# Your goal
Drop the pictures, then extract the listing word for word.
# # # # #
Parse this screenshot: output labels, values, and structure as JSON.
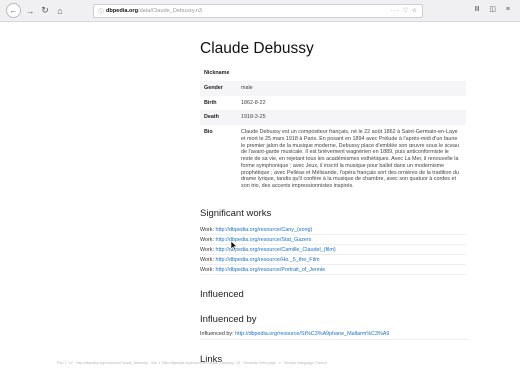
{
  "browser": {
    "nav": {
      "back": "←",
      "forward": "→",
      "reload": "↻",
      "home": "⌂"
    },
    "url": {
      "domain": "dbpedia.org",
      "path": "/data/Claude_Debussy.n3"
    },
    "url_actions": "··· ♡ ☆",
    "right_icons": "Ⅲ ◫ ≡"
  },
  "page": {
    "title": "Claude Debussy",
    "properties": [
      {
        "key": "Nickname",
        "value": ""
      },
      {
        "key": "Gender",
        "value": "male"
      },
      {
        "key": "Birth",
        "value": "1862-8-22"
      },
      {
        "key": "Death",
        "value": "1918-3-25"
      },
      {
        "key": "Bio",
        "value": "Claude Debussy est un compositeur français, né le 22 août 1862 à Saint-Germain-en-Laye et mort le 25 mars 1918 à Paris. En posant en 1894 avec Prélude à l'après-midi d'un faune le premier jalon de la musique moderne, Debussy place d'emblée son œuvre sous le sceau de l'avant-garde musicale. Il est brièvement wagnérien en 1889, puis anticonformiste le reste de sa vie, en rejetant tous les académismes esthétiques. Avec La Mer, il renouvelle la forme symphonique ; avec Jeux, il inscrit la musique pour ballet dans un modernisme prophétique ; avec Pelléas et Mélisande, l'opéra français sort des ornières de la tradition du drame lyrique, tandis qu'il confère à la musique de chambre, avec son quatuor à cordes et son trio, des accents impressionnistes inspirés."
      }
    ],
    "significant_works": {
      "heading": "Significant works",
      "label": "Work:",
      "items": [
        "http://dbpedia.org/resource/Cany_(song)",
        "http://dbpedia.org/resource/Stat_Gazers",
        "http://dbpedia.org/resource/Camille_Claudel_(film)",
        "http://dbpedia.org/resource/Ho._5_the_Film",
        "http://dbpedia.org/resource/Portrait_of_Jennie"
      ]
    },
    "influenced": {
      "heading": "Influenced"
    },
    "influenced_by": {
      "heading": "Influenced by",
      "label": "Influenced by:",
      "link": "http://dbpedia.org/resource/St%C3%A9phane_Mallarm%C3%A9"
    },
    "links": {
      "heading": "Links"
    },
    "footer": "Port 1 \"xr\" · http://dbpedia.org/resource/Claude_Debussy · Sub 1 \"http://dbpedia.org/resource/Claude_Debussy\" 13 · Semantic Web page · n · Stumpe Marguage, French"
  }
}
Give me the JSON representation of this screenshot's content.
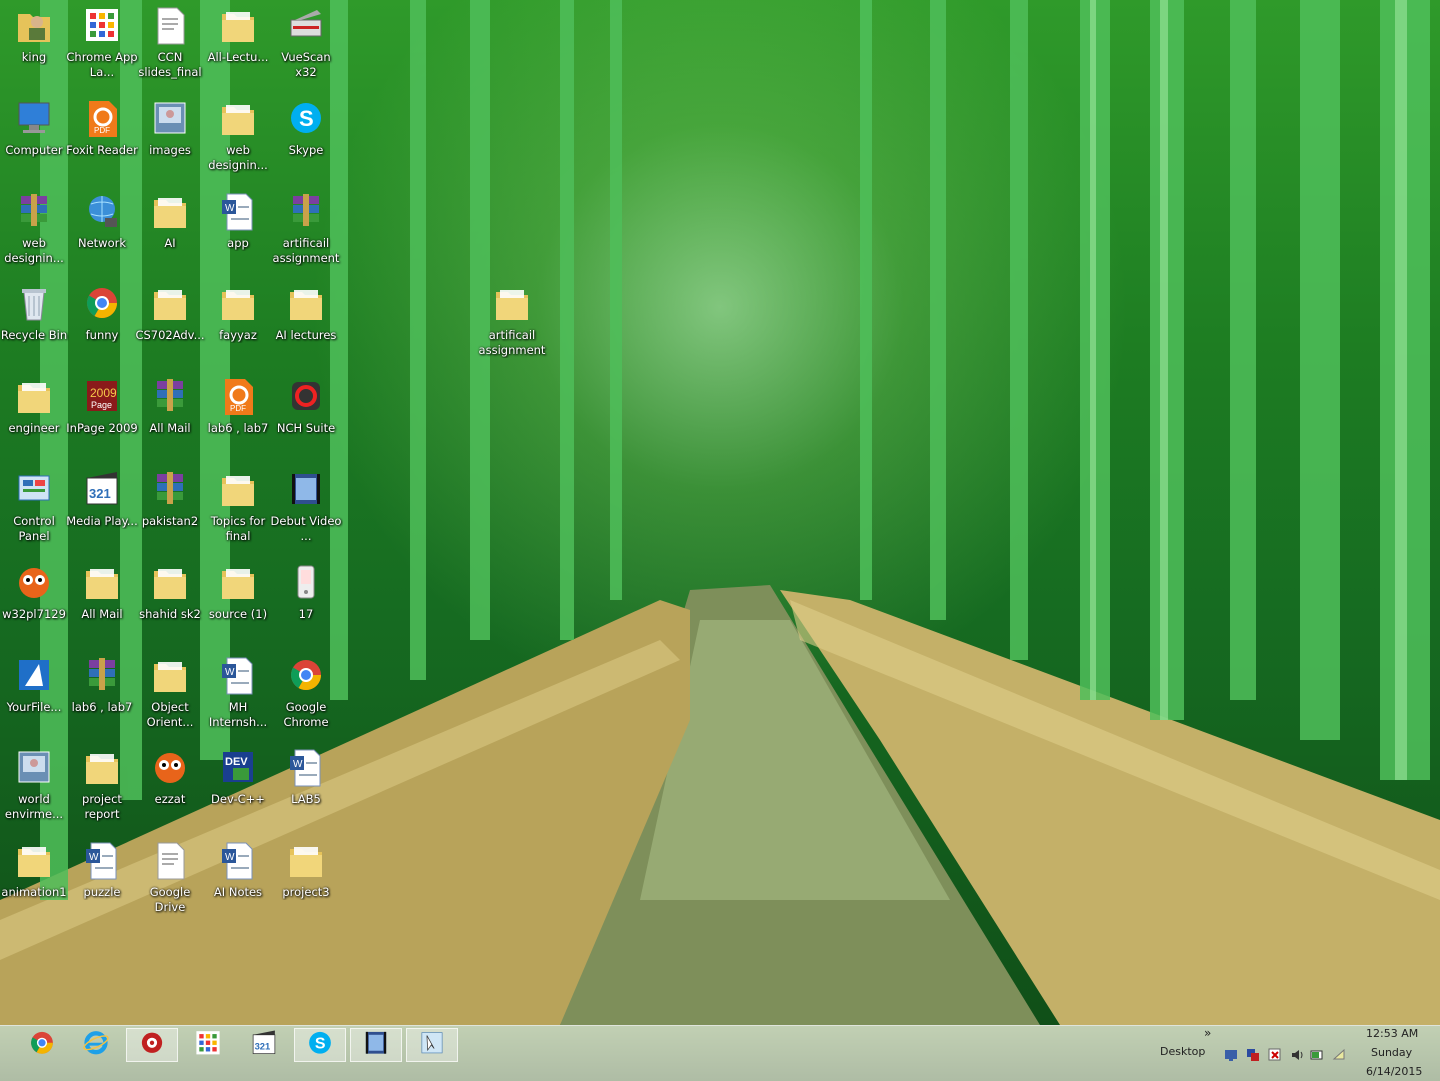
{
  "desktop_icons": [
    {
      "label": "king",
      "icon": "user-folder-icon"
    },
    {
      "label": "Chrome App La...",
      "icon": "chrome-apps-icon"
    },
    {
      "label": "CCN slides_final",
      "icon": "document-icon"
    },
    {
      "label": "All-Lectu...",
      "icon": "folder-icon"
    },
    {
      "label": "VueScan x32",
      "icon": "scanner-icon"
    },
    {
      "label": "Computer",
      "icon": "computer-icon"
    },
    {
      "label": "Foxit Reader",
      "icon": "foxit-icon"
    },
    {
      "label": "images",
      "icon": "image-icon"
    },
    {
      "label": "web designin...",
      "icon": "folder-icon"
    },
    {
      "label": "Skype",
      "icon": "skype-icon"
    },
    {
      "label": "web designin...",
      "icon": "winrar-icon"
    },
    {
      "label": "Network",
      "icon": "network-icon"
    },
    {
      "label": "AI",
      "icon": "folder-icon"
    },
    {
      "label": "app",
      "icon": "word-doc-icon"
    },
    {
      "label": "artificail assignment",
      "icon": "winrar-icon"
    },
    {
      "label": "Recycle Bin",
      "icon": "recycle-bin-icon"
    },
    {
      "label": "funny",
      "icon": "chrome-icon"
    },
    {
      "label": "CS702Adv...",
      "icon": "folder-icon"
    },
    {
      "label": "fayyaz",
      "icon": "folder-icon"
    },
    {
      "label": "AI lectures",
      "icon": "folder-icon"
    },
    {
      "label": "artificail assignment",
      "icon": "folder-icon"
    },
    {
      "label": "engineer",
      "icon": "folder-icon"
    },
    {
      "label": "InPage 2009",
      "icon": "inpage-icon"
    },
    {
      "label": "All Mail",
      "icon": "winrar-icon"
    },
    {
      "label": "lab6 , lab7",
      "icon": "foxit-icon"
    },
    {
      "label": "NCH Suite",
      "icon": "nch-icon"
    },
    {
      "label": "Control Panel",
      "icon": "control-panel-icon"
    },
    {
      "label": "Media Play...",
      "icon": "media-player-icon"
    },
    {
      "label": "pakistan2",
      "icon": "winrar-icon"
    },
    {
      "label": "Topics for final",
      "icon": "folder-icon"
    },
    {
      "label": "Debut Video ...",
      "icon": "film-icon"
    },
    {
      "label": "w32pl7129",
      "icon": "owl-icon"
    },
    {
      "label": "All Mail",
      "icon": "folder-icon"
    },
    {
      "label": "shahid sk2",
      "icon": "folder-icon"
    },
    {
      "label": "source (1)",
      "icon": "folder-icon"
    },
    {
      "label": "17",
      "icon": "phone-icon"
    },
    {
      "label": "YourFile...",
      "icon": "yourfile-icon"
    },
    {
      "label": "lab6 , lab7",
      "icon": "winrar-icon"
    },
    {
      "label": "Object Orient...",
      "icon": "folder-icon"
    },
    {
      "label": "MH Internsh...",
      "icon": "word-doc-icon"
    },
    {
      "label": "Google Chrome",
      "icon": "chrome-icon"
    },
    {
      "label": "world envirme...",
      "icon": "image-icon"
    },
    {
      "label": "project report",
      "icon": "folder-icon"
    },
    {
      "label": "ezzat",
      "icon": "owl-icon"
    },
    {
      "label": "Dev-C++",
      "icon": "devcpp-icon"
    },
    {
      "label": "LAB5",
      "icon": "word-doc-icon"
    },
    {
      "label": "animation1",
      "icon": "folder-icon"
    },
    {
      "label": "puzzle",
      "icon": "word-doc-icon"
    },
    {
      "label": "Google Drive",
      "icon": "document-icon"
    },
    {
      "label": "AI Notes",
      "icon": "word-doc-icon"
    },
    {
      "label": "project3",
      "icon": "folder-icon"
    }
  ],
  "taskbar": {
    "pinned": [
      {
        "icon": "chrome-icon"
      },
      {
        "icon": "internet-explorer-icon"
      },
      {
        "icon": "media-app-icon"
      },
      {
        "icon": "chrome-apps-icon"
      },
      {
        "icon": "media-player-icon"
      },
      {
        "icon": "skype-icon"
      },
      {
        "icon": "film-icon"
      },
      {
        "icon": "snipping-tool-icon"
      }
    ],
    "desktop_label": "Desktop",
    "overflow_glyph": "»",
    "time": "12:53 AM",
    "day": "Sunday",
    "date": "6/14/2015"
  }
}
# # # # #
# Answer area
Parse this screenshot: output labels, values, and structure as JSON.
{
  "browser": {
    "nav": {
      "back": "←",
      "forward": "→",
      "reload": "↻",
      "home": "⌂"
    },
    "url": {
      "domain": "dbpedia.org",
      "path": "/data/Claude_Debussy.n3"
    },
    "url_actions": "··· ♡ ☆",
    "right_icons": "Ⅲ ◫ ≡"
  },
  "page": {
    "title": "Claude Debussy",
    "properties": [
      {
        "key": "Nickname",
        "value": ""
      },
      {
        "key": "Gender",
        "value": "male"
      },
      {
        "key": "Birth",
        "value": "1862-8-22"
      },
      {
        "key": "Death",
        "value": "1918-3-25"
      },
      {
        "key": "Bio",
        "value": "Claude Debussy est un compositeur français, né le 22 août 1862 à Saint-Germain-en-Laye et mort le 25 mars 1918 à Paris. En posant en 1894 avec Prélude à l'après-midi d'un faune le premier jalon de la musique moderne, Debussy place d'emblée son œuvre sous le sceau de l'avant-garde musicale. Il est brièvement wagnérien en 1889, puis anticonformiste le reste de sa vie, en rejetant tous les académismes esthétiques. Avec La Mer, il renouvelle la forme symphonique ; avec Jeux, il inscrit la musique pour ballet dans un modernisme prophétique ; avec Pelléas et Mélisande, l'opéra français sort des ornières de la tradition du drame lyrique, tandis qu'il confère à la musique de chambre, avec son quatuor à cordes et son trio, des accents impressionnistes inspirés."
      }
    ],
    "significant_works": {
      "heading": "Significant works",
      "label": "Work:",
      "items": [
        "http://dbpedia.org/resource/Cany_(song)",
        "http://dbpedia.org/resource/Stat_Gazers",
        "http://dbpedia.org/resource/Camille_Claudel_(film)",
        "http://dbpedia.org/resource/Ho._5_the_Film",
        "http://dbpedia.org/resource/Portrait_of_Jennie"
      ]
    },
    "influenced": {
      "heading": "Influenced"
    },
    "influenced_by": {
      "heading": "Influenced by",
      "label": "Influenced by:",
      "link": "http://dbpedia.org/resource/St%C3%A9phane_Mallarm%C3%A9"
    },
    "links": {
      "heading": "Links"
    },
    "footer": "Port 1 \"xr\" · http://dbpedia.org/resource/Claude_Debussy · Sub 1 \"http://dbpedia.org/resource/Claude_Debussy\" 13 · Semantic Web page · n · Stumpe Marguage, French"
  }
}
Give me the JSON representation of this screenshot's content.
{
  "desktop_icons": [
    {
      "label": "king",
      "icon": "user-folder-icon"
    },
    {
      "label": "Chrome App La...",
      "icon": "chrome-apps-icon"
    },
    {
      "label": "CCN slides_final",
      "icon": "document-icon"
    },
    {
      "label": "All-Lectu...",
      "icon": "folder-icon"
    },
    {
      "label": "VueScan x32",
      "icon": "scanner-icon"
    },
    {
      "label": "Computer",
      "icon": "computer-icon"
    },
    {
      "label": "Foxit Reader",
      "icon": "foxit-icon"
    },
    {
      "label": "images",
      "icon": "image-icon"
    },
    {
      "label": "web designin...",
      "icon": "folder-icon"
    },
    {
      "label": "Skype",
      "icon": "skype-icon"
    },
    {
      "label": "web designin...",
      "icon": "winrar-icon"
    },
    {
      "label": "Network",
      "icon": "network-icon"
    },
    {
      "label": "AI",
      "icon": "folder-icon"
    },
    {
      "label": "app",
      "icon": "word-doc-icon"
    },
    {
      "label": "artificail assignment",
      "icon": "winrar-icon"
    },
    {
      "label": "Recycle Bin",
      "icon": "recycle-bin-icon"
    },
    {
      "label": "funny",
      "icon": "chrome-icon"
    },
    {
      "label": "CS702Adv...",
      "icon": "folder-icon"
    },
    {
      "label": "fayyaz",
      "icon": "folder-icon"
    },
    {
      "label": "AI lectures",
      "icon": "folder-icon"
    },
    {
      "label": "artificail assignment",
      "icon": "folder-icon"
    },
    {
      "label": "engineer",
      "icon": "folder-icon"
    },
    {
      "label": "InPage 2009",
      "icon": "inpage-icon"
    },
    {
      "label": "All Mail",
      "icon": "winrar-icon"
    },
    {
      "label": "lab6 , lab7",
      "icon": "foxit-icon"
    },
    {
      "label": "NCH Suite",
      "icon": "nch-icon"
    },
    {
      "label": "Control Panel",
      "icon": "control-panel-icon"
    },
    {
      "label": "Media Play...",
      "icon": "media-player-icon"
    },
    {
      "label": "pakistan2",
      "icon": "winrar-icon"
    },
    {
      "label": "Topics for final",
      "icon": "folder-icon"
    },
    {
      "label": "Debut Video ...",
      "icon": "film-icon"
    },
    {
      "label": "w32pl7129",
      "icon": "owl-icon"
    },
    {
      "label": "All Mail",
      "icon": "folder-icon"
    },
    {
      "label": "shahid sk2",
      "icon": "folder-icon"
    },
    {
      "label": "source (1)",
      "icon": "folder-icon"
    },
    {
      "label": "17",
      "icon": "phone-icon"
    },
    {
      "label": "YourFile...",
      "icon": "yourfile-icon"
    },
    {
      "label": "lab6 , lab7",
      "icon": "winrar-icon"
    },
    {
      "label": "Object Orient...",
      "icon": "folder-icon"
    },
    {
      "label": "MH Internsh...",
      "icon": "word-doc-icon"
    },
    {
      "label": "Google Chrome",
      "icon": "chrome-icon"
    },
    {
      "label": "world envirme...",
      "icon": "image-icon"
    },
    {
      "label": "project report",
      "icon": "folder-icon"
    },
    {
      "label": "ezzat",
      "icon": "owl-icon"
    },
    {
      "label": "Dev-C++",
      "icon": "devcpp-icon"
    },
    {
      "label": "LAB5",
      "icon": "word-doc-icon"
    },
    {
      "label": "animation1",
      "icon": "folder-icon"
    },
    {
      "label": "puzzle",
      "icon": "word-doc-icon"
    },
    {
      "label": "Google Drive",
      "icon": "document-icon"
    },
    {
      "label": "AI Notes",
      "icon": "word-doc-icon"
    },
    {
      "label": "project3",
      "icon": "folder-icon"
    }
  ],
  "taskbar": {
    "pinned": [
      {
        "icon": "chrome-icon"
      },
      {
        "icon": "internet-explorer-icon"
      },
      {
        "icon": "media-app-icon"
      },
      {
        "icon": "chrome-apps-icon"
      },
      {
        "icon": "media-player-icon"
      },
      {
        "icon": "skype-icon"
      },
      {
        "icon": "film-icon"
      },
      {
        "icon": "snipping-tool-icon"
      }
    ],
    "desktop_label": "Desktop",
    "overflow_glyph": "»",
    "time": "12:53 AM",
    "day": "Sunday",
    "date": "6/14/2015"
  }
}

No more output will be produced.